I’ve tried to practice being aloof from the emotional wrench of saying goodbye, but have failed miserably at each final farewell. You would think us grandads are made of sterner stuff.
This latest visit could hardly arrive a day too soon. Even if we had another year to get ready for their arrival however, I still doubt their granny would have completed all the preparations, with all those toys that need to be reassembled, beds and cots prepared, and shopping lists the length of your arm. There is a knowledge and expertise at work here.
There has been a considerable leap forward in development by my granddaughter Evie, compared to six months ago. Gone are the days when the routine with her merely consisted of nappy change, bottle and sleep.
My inner amateur psychologist tells me after a day or two getting to know her again that that I am being quietly assessed as a potential fellow explorer of all kinds of surprising and curious things, as well as for my ability to forgo reading The Irish Times in her company, or answering those texts. There is also the must-see match that won’t be re-arranged to suit the sleeping patterns of your grandchildren.
The first stark reminder for me of fitness for purpose as a grandad is a tug on the duvet, usually before 6.30am. I wonder for a moment if I’ve a choice in answering the wake-up call but swiftly remember from my experience as a father that you must immediately lift yourself out of that bed, or face the far worse fate of your head being used as a bouncy ball. If you’re lucky, her mama will not have forgotten to change her nappy.
There is no typical routine to a day in the life of a grandad.

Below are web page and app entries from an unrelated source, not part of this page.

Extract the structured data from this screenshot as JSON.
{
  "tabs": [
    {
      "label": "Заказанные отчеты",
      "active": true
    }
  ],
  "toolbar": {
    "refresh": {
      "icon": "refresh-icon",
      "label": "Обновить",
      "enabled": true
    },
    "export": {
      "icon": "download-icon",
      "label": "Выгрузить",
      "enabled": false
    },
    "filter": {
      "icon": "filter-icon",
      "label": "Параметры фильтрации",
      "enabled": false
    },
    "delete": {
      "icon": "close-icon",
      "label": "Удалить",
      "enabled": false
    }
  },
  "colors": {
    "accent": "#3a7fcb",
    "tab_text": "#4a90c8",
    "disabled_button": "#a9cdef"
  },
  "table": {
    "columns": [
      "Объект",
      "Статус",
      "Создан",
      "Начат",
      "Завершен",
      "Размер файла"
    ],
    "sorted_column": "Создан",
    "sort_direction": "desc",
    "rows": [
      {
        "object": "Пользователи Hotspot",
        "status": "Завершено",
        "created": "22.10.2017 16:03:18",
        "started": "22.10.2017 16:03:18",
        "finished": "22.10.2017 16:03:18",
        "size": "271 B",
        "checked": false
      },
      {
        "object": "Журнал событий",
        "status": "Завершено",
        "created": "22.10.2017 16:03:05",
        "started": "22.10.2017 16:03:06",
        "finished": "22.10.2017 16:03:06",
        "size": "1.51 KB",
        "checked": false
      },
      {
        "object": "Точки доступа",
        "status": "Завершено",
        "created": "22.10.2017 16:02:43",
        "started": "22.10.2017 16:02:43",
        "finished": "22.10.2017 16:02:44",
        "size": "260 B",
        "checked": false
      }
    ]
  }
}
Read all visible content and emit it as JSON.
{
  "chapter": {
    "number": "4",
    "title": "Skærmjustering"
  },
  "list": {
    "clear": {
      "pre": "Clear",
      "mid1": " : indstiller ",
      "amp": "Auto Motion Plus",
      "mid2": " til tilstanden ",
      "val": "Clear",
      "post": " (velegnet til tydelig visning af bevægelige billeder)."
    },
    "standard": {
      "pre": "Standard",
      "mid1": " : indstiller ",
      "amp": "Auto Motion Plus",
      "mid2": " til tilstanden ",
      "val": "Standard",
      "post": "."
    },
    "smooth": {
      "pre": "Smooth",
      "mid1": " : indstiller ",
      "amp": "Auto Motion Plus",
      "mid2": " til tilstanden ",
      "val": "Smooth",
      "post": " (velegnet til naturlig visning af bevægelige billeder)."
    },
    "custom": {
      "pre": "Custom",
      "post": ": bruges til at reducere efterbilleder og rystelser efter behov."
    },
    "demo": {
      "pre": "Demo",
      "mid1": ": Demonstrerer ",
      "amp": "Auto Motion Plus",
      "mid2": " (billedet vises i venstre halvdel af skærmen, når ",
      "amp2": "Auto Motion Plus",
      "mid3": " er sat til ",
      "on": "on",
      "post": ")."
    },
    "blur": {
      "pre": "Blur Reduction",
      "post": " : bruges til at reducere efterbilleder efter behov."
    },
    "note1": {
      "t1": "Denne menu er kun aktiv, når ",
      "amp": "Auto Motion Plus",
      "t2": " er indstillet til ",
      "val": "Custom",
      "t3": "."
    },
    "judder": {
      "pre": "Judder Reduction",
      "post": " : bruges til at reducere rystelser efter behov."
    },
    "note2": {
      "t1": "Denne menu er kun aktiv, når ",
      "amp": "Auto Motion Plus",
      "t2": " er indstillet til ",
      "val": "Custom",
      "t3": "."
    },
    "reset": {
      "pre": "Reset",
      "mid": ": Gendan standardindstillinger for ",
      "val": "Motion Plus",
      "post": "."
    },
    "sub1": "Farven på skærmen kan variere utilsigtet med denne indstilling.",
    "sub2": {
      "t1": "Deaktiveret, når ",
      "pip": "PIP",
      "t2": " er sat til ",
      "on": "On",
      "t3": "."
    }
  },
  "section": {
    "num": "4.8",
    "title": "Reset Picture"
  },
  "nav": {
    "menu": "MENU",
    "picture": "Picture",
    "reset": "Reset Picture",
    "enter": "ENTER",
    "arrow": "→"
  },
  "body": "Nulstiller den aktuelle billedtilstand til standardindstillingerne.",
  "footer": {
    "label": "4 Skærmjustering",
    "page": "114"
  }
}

Rather, it is more about being on standby and ready to go whenever or wherever that might be. You are never going to be able to enter a binding agreement with a one-year-old, so you quickly learn that it is a one way process where fitness as a Grandad is tested from minute to minute. It is a gradual learning curve that teaches you how perceptible a one-year-old can be, and how they can detect a particular mood or lapse of concentration on your part.
Their exploration skills can be exceptional. They can also in an instant pluck the sharpest and most dangerous object from nowhere, when you thought you were having some quiet time.
In rare interludes, I take time out to contemplate this extraordinary and beautiful little human being. Of course I am merely one-quarter part of her grandparents. In more delusional moments I refuse to recognise the competition. Her dark deep eyes and slight skin colouration tell of a part genetic origin from the other side of the world and further.
As I set out for the trip to the airport one more time for their return to Perth, the two are oblivious to everything, as their attention is locked into Gruffalo, playing on CD. Terminal 2 Departures has a completely different dynamic. There are no greeting balloons, no air of expectation.
Evie is perched on the stack of suitcases and Solomon is now clutching his mammy’s hands. I realise I have forgotten to rehearse my goodbyes, but it doesn’t matter, as the exits happen far quicker than I could have imagined. All I hear among the cacophony of background noise is: “Goodbye Grandad. See ya next week.”
Isn’t nature so kind, as to deprive children of any sense of time?
In no particular hurry now, I pick up some items from the seats, either forgotten in the haste or no longer required back in Perth. My psychologist-self has no comment to make.
I tune into the latest news on radio on my way home. Apparently nothing much has happened in the last nine weeks. The left-behind toys, clothes and other necessities are already being tidied away, until the next time, which is as far away as ever. The lack of noise, chatter and general chaos is not there anymore and I think of the Walter de la Mare poem: “how the silence surged softly backward, when the plunging hoofs were gone”.
Who said grandads enjoy a free pass, when it comes to the experience of emigration?